**** Extracted information

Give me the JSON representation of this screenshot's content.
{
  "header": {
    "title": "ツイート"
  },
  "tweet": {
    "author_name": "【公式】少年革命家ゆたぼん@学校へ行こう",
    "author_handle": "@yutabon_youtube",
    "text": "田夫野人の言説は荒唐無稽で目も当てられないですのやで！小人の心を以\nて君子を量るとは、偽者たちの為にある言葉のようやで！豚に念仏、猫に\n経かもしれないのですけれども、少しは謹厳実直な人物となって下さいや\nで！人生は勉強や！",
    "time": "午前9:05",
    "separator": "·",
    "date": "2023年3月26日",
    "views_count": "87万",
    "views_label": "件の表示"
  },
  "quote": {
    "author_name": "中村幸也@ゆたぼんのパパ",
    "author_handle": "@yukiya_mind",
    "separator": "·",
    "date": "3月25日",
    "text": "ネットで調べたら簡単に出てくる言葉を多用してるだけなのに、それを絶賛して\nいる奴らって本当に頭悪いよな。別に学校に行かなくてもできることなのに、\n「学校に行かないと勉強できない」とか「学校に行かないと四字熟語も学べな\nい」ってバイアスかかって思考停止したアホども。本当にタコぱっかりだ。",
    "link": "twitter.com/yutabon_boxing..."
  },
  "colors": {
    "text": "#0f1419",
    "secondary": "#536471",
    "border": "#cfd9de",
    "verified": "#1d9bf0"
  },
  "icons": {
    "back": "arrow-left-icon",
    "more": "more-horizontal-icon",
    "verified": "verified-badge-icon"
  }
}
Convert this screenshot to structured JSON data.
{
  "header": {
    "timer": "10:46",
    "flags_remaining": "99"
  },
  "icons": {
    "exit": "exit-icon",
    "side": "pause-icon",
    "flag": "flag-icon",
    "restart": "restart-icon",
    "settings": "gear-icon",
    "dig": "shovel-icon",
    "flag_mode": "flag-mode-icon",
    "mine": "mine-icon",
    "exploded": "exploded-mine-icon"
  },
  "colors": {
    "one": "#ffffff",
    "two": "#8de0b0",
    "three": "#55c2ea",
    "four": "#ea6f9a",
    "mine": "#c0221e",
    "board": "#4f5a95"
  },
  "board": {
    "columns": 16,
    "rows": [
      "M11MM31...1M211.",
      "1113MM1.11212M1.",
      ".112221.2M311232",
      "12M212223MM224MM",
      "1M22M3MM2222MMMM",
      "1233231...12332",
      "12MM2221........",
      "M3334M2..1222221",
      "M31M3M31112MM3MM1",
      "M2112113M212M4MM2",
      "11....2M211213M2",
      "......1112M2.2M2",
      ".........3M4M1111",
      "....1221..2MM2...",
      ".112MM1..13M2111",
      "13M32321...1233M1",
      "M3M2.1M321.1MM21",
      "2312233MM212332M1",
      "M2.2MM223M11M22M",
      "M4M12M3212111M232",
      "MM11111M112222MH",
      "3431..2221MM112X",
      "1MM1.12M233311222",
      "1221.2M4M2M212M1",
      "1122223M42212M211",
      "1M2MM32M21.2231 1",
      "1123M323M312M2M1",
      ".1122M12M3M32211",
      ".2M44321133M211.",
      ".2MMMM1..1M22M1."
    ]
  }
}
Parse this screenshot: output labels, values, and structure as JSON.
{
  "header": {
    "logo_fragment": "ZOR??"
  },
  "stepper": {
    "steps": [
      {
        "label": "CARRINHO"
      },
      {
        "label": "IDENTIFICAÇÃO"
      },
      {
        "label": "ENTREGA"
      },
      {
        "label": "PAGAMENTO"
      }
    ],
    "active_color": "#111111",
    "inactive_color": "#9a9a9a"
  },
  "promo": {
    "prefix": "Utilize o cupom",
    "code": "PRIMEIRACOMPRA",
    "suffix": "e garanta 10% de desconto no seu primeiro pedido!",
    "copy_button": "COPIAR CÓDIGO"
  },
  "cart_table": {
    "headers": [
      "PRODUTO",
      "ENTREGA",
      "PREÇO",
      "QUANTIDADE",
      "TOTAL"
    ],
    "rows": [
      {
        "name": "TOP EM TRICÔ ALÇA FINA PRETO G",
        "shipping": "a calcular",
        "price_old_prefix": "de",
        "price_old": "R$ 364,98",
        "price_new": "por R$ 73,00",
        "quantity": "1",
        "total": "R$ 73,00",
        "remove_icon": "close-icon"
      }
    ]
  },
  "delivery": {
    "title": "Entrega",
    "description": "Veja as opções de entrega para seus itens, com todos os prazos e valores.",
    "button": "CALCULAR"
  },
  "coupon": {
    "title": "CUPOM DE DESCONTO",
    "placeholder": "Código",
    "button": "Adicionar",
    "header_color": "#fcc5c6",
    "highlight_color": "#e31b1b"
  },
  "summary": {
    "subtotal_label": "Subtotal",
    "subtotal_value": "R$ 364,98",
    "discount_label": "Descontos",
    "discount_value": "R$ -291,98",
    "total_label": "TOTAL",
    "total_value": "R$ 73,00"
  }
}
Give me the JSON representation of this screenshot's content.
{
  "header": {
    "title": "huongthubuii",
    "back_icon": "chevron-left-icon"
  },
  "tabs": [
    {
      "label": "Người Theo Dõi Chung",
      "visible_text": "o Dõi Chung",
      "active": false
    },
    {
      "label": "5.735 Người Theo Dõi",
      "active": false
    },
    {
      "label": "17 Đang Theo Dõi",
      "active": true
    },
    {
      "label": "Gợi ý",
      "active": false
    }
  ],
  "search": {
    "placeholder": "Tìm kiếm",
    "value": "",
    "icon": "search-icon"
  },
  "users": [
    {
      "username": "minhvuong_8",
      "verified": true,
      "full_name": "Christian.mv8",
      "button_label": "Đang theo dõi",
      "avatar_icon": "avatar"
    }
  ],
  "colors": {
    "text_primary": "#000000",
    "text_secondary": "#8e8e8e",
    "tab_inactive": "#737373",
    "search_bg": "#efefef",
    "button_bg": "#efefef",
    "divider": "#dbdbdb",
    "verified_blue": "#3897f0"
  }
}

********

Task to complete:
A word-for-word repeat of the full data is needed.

Written answer:
Give me the JSON representation of this screenshot's content.
{
  "header": {
    "title": "ツイート"
  },
  "tweet": {
    "author_name": "【公式】少年革命家ゆたぼん@学校へ行こう",
    "author_handle": "@yutabon_youtube",
    "text": "田夫野人の言説は荒唐無稽で目も当てられないですのやで！小人の心を以\nて君子を量るとは、偽者たちの為にある言葉のようやで！豚に念仏、猫に\n経かもしれないのですけれども、少しは謹厳実直な人物となって下さいや\nで！人生は勉強や！",
    "time": "午前9:05",
    "separator": "·",
    "date": "2023年3月26日",
    "views_count": "87万",
    "views_label": "件の表示"
  },
  "quote": {
    "author_name": "中村幸也@ゆたぼんのパパ",
    "author_handle": "@yukiya_mind",
    "separator": "·",
    "date": "3月25日",
    "text": "ネットで調べたら簡単に出てくる言葉を多用してるだけなのに、それを絶賛して\nいる奴らって本当に頭悪いよな。別に学校に行かなくてもできることなのに、\n「学校に行かないと勉強できない」とか「学校に行かないと四字熟語も学べな\nい」ってバイアスかかって思考停止したアホども。本当にタコぱっかりだ。",
    "link": "twitter.com/yutabon_boxing..."
  },
  "colors": {
    "text": "#0f1419",
    "secondary": "#536471",
    "border": "#cfd9de",
    "verified": "#1d9bf0"
  },
  "icons": {
    "back": "arrow-left-icon",
    "more": "more-horizontal-icon",
    "verified": "verified-badge-icon"
  }
}
Convert this screenshot to structured JSON data.
{
  "header": {
    "timer": "10:46",
    "flags_remaining": "99"
  },
  "icons": {
    "exit": "exit-icon",
    "side": "pause-icon",
    "flag": "flag-icon",
    "restart": "restart-icon",
    "settings": "gear-icon",
    "dig": "shovel-icon",
    "flag_mode": "flag-mode-icon",
    "mine": "mine-icon",
    "exploded": "exploded-mine-icon"
  },
  "colors": {
    "one": "#ffffff",
    "two": "#8de0b0",
    "three": "#55c2ea",
    "four": "#ea6f9a",
    "mine": "#c0221e",
    "board": "#4f5a95"
  },
  "board": {
    "columns": 16,
    "rows": [
      "M11MM31...1M211.",
      "1113MM1.11212M1.",
      ".112221.2M311232",
      "12M212223MM224MM",
      "1M22M3MM2222MMMM",
      "1233231...12332",
      "12MM2221........",
      "M3334M2..1222221",
      "M31M3M31112MM3MM1",
      "M2112113M212M4MM2",
      "11....2M211213M2",
      "......1112M2.2M2",
      ".........3M4M1111",
      "....1221..2MM2...",
      ".112MM1..13M2111",
      "13M32321...1233M1",
      "M3M2.1M321.1MM21",
      "2312233MM212332M1",
      "M2.2MM223M11M22M",
      "M4M12M3212111M232",
      "MM11111M112222MH",
      "3431..2221MM112X",
      "1MM1.12M233311222",
      "1221.2M4M2M212M1",
      "1122223M42212M211",
      "1M2MM32M21.2231 1",
      "1123M323M312M2M1",
      ".1122M12M3M32211",
      ".2M44321133M211.",
      ".2MMMM1..1M22M1."
    ]
  }
}
Parse this screenshot: output labels, values, and structure as JSON.
{
  "header": {
    "logo_fragment": "ZOR??"
  },
  "stepper": {
    "steps": [
      {
        "label": "CARRINHO"
      },
      {
        "label": "IDENTIFICAÇÃO"
      },
      {
        "label": "ENTREGA"
      },
      {
        "label": "PAGAMENTO"
      }
    ],
    "active_color": "#111111",
    "inactive_color": "#9a9a9a"
  },
  "promo": {
    "prefix": "Utilize o cupom",
    "code": "PRIMEIRACOMPRA",
    "suffix": "e garanta 10% de desconto no seu primeiro pedido!",
    "copy_button": "COPIAR CÓDIGO"
  },
  "cart_table": {
    "headers": [
      "PRODUTO",
      "ENTREGA",
      "PREÇO",
      "QUANTIDADE",
      "TOTAL"
    ],
    "rows": [
      {
        "name": "TOP EM TRICÔ ALÇA FINA PRETO G",
        "shipping": "a calcular",
        "price_old_prefix": "de",
        "price_old": "R$ 364,98",
        "price_new": "por R$ 73,00",
        "quantity": "1",
        "total": "R$ 73,00",
        "remove_icon": "close-icon"
      }
    ]
  },
  "delivery": {
    "title": "Entrega",
    "description": "Veja as opções de entrega para seus itens, com todos os prazos e valores.",
    "button": "CALCULAR"
  },
  "coupon": {
    "title": "CUPOM DE DESCONTO",
    "placeholder": "Código",
    "button": "Adicionar",
    "header_color": "#fcc5c6",
    "highlight_color": "#e31b1b"
  },
  "summary": {
    "subtotal_label": "Subtotal",
    "subtotal_value": "R$ 364,98",
    "discount_label": "Descontos",
    "discount_value": "R$ -291,98",
    "total_label": "TOTAL",
    "total_value": "R$ 73,00"
  }
}
Give me the JSON representation of this screenshot's content.
{
  "header": {
    "title": "huongthubuii",
    "back_icon": "chevron-left-icon"
  },
  "tabs": [
    {
      "label": "Người Theo Dõi Chung",
      "visible_text": "o Dõi Chung",
      "active": false
    },
    {
      "label": "5.735 Người Theo Dõi",
      "active": false
    },
    {
      "label": "17 Đang Theo Dõi",
      "active": true
    },
    {
      "label": "Gợi ý",
      "active": false
    }
  ],
  "search": {
    "placeholder": "Tìm kiếm",
    "value": "",
    "icon": "search-icon"
  },
  "users": [
    {
      "username": "minhvuong_8",
      "verified": true,
      "full_name": "Christian.mv8",
      "button_label": "Đang theo dõi",
      "avatar_icon": "avatar"
    }
  ],
  "colors": {
    "text_primary": "#000000",
    "text_secondary": "#8e8e8e",
    "tab_inactive": "#737373",
    "search_bg": "#efefef",
    "button_bg": "#efefef",
    "divider": "#dbdbdb",
    "verified_blue": "#3897f0"
  }
}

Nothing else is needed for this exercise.